Many painters like to listen to something while working. Many find classical music to their liking, while others prefer a wide range of musical genres, ranging from folk to country-western. A few even prefer hard rock or rap (a bit extreme for my painting needs). The tempo of the music helps with the application of the medium and sets a mood. Besides music, talking books, talk radio, or television playing in the background can provide sensory stimulation. These non-musical background sounds may help distract the analytical over-thinking part of our brains, allowing for a more intuitive response to our paintings.

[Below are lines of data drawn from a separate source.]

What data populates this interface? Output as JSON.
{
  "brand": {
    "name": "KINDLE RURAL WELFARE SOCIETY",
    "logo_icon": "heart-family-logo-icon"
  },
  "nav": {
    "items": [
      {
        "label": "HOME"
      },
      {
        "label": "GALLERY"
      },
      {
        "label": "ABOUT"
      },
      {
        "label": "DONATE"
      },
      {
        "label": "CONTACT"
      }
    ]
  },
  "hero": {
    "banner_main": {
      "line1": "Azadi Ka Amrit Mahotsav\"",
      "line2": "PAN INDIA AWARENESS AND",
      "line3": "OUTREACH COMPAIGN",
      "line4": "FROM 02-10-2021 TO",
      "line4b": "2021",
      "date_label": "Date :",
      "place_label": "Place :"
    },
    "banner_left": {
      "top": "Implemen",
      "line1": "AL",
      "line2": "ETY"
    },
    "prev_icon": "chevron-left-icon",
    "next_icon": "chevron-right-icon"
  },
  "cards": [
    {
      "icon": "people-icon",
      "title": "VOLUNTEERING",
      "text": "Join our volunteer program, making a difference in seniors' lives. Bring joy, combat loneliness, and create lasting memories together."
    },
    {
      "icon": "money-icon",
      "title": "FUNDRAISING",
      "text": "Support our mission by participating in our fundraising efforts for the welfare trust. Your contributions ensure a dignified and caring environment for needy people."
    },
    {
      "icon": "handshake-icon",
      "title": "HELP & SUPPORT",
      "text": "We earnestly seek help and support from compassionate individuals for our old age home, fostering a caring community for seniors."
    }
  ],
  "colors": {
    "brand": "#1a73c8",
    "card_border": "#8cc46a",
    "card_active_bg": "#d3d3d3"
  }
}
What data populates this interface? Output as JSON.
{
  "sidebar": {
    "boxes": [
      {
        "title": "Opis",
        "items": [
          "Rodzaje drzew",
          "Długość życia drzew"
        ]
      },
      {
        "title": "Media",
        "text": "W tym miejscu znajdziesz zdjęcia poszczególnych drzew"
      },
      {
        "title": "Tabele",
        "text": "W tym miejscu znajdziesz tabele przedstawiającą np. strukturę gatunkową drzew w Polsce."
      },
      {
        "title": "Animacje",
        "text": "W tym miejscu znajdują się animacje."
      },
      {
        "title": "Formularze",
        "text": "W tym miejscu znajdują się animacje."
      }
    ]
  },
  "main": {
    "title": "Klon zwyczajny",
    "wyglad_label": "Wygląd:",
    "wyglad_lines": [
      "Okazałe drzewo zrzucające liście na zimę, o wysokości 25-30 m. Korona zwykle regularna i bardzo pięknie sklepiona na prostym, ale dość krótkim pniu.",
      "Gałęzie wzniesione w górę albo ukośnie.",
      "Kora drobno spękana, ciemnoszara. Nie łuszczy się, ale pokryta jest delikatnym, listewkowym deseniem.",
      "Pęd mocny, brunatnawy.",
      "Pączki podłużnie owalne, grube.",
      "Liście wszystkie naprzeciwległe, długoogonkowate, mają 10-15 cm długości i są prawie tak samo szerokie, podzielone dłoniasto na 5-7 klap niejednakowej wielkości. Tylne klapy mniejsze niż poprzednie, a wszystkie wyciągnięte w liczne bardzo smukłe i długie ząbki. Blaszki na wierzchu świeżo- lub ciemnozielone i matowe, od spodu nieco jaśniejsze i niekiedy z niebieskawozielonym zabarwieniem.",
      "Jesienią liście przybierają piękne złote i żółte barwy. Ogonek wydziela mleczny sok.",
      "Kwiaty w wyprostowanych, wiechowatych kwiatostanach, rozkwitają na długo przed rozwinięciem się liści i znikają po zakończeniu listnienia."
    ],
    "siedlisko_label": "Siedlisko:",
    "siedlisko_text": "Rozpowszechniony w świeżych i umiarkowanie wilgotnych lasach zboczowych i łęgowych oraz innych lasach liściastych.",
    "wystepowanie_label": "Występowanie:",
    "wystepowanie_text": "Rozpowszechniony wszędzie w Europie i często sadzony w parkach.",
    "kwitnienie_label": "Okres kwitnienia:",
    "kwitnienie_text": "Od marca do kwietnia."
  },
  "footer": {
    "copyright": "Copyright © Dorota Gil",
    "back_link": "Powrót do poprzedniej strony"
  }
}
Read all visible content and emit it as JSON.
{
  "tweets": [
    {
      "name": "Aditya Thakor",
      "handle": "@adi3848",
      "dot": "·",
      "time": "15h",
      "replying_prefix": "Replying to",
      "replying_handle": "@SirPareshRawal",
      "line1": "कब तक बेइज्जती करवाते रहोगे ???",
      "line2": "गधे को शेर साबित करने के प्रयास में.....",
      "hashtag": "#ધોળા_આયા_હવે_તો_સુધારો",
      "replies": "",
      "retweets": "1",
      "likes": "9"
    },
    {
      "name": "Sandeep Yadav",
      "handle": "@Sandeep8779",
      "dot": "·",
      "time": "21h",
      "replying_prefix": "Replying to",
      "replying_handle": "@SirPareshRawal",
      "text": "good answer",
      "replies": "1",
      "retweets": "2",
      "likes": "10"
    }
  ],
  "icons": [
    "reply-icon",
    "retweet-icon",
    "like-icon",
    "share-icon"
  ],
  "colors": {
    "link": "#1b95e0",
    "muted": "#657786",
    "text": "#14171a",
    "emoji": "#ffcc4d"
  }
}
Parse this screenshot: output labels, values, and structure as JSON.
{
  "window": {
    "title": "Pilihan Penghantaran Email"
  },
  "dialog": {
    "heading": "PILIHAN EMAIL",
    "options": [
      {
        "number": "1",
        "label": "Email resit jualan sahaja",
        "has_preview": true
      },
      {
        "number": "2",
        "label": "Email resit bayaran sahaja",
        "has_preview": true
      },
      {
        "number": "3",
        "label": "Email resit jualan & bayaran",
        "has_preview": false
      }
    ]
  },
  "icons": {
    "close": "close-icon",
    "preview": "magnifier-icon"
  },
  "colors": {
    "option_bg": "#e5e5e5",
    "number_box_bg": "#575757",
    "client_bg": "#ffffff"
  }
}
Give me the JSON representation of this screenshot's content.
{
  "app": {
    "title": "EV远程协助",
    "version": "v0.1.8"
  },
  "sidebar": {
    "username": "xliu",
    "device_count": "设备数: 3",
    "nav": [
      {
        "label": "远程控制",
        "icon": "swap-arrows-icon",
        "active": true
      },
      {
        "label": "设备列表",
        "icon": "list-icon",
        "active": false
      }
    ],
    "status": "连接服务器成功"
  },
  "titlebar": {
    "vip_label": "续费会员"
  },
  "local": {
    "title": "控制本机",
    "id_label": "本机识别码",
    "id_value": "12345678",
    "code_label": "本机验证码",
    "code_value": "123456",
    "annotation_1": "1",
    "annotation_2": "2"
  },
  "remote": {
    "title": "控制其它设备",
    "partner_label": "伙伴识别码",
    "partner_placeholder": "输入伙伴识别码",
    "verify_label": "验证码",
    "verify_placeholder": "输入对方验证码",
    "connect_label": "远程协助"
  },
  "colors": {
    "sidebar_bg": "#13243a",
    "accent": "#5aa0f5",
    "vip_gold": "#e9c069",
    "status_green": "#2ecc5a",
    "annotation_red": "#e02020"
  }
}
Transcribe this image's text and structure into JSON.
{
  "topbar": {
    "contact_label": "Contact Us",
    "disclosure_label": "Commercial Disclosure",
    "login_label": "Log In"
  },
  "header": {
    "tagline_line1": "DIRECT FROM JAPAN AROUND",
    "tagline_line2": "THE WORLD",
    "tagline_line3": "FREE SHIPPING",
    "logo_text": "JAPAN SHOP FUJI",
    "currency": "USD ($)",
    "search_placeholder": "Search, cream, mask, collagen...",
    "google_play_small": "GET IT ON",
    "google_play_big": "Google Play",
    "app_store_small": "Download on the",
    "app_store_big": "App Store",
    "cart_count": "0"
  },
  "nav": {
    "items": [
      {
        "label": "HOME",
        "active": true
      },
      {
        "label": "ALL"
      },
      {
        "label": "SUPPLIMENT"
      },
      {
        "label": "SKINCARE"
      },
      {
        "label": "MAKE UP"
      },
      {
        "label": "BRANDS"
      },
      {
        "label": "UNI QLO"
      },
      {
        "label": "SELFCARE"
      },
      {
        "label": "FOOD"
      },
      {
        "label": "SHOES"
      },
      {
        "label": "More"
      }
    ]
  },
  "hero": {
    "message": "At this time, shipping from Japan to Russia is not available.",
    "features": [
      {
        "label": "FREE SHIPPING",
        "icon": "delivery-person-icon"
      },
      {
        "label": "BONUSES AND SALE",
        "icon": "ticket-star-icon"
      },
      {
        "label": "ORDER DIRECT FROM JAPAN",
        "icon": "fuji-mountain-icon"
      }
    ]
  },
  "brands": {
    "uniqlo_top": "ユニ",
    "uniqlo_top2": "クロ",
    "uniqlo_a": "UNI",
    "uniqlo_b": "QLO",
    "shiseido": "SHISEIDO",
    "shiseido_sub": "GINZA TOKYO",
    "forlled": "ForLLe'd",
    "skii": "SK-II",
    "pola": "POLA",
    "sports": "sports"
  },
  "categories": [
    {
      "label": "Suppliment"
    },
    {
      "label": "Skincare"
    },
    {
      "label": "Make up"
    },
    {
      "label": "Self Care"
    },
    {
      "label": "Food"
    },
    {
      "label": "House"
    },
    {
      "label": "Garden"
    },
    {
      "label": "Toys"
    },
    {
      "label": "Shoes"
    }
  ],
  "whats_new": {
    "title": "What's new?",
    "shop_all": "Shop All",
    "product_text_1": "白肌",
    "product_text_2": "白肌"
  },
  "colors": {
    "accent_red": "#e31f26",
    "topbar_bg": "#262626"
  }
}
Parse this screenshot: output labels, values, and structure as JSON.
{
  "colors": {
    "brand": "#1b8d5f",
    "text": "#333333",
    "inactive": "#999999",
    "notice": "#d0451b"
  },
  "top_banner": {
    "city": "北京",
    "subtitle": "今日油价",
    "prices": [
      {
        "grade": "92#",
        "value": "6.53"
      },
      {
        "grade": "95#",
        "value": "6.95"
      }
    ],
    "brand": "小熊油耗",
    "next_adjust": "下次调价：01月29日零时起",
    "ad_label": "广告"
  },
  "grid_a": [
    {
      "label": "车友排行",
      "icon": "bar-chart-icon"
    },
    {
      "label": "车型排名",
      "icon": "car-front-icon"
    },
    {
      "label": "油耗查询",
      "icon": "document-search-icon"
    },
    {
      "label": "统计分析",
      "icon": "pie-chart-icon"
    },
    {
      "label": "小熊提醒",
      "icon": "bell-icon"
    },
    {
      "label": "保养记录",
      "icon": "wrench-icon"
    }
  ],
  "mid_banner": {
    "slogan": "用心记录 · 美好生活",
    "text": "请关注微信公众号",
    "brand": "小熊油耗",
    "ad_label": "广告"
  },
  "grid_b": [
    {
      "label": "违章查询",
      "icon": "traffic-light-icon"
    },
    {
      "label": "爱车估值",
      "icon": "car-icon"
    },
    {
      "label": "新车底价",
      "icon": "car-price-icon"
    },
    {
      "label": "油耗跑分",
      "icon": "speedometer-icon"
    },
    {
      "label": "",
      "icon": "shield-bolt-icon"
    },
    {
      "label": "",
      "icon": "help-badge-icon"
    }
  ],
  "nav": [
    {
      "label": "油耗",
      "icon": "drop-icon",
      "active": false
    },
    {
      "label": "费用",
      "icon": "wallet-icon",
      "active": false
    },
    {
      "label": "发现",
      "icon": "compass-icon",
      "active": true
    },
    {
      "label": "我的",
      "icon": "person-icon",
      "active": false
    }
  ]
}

There are reasons why one works well for one person and not another. We are all different. We have different attention spans, different temperaments, and different ways of painting. These audible influences can play a big part in our work, providing energy, rhythm, mood and distraction, which translate into our finished paintings.
When working en plein air, the surrounding sounds provide the stimuli. Birds chirping, water gurgling, and the wind whispering all add to the moment. Only when the outside noises distract from that environment, like a busy roadside or crowds of people, does the need for artificial sound become necessary. If you don’t want to be disturbed, wearing headphones (even if the player is turned off) can prove helpful. With the proliferation of digital music players and online music archives, it is easy to travel with your entire music library in the palm of your hand. No more records to change, CDs to switch, or tapes to untangle.
Experiment with a variety of sound influences. Over time your individual working style will emerge. You will find what works best for you. Master pastelist Albert Handell often listens to opera in his studio. When I painted with artist Glenna Hartmann on location, she wore a small digital music player and listened to folk music. Personally, I prefer classical music, with a bent toward the Baroque and Romantic periods. Chamber music fits better than high symphonic. Even the individual instruments can have an effect. The piano relates to the “stroke” application of pastel, while string instruments, like the violin and cello, are better suited to the “swipe” of the pastel stick. Occasionally, contemporary dance music of the “trance” genre gets me going by providing an energetic beat. Other times a background movie on a TV provides the cerebral distraction I need to avoid over-thinking. It all depends on the day and individual painting.
What do you listen to while painting? I encourage you to share your personal sound choices by posting a comment.